##### Data for processing #####
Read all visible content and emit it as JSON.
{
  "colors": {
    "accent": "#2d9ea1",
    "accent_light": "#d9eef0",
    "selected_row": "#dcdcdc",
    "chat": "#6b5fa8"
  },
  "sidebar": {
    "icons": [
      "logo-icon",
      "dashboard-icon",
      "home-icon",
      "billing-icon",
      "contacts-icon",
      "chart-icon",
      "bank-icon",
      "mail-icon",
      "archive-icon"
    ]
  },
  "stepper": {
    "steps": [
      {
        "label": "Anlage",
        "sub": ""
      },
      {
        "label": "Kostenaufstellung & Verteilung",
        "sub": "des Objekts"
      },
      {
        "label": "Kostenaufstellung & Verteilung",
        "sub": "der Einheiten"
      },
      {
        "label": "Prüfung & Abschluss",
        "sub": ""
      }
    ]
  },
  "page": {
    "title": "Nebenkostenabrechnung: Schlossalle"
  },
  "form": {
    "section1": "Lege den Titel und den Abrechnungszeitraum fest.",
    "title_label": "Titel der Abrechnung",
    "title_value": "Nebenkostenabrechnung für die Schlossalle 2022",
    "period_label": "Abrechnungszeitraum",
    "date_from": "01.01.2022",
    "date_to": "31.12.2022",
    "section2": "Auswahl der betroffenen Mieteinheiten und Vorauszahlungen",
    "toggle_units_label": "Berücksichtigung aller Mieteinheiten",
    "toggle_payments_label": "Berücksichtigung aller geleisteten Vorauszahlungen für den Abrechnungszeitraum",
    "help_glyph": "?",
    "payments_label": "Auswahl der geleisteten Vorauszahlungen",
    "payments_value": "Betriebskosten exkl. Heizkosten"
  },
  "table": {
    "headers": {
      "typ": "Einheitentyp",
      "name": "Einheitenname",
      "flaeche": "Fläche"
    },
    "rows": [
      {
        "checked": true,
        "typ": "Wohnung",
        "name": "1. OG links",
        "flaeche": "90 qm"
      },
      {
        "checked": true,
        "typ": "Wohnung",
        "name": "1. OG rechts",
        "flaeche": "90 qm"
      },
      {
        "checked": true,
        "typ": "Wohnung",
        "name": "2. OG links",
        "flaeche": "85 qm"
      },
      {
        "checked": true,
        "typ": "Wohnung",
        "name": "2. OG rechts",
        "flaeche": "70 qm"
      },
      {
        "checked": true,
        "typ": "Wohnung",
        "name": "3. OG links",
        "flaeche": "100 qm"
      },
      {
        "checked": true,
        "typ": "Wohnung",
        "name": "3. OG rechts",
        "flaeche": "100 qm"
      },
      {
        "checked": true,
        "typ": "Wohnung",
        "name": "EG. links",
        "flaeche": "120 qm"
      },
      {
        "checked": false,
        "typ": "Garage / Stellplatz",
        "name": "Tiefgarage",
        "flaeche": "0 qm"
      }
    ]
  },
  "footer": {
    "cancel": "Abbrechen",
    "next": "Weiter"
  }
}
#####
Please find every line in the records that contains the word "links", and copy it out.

        "name": "1. OG links",
        "name": "2. OG links",
        "name": "3. OG links",
        "name": "EG. links",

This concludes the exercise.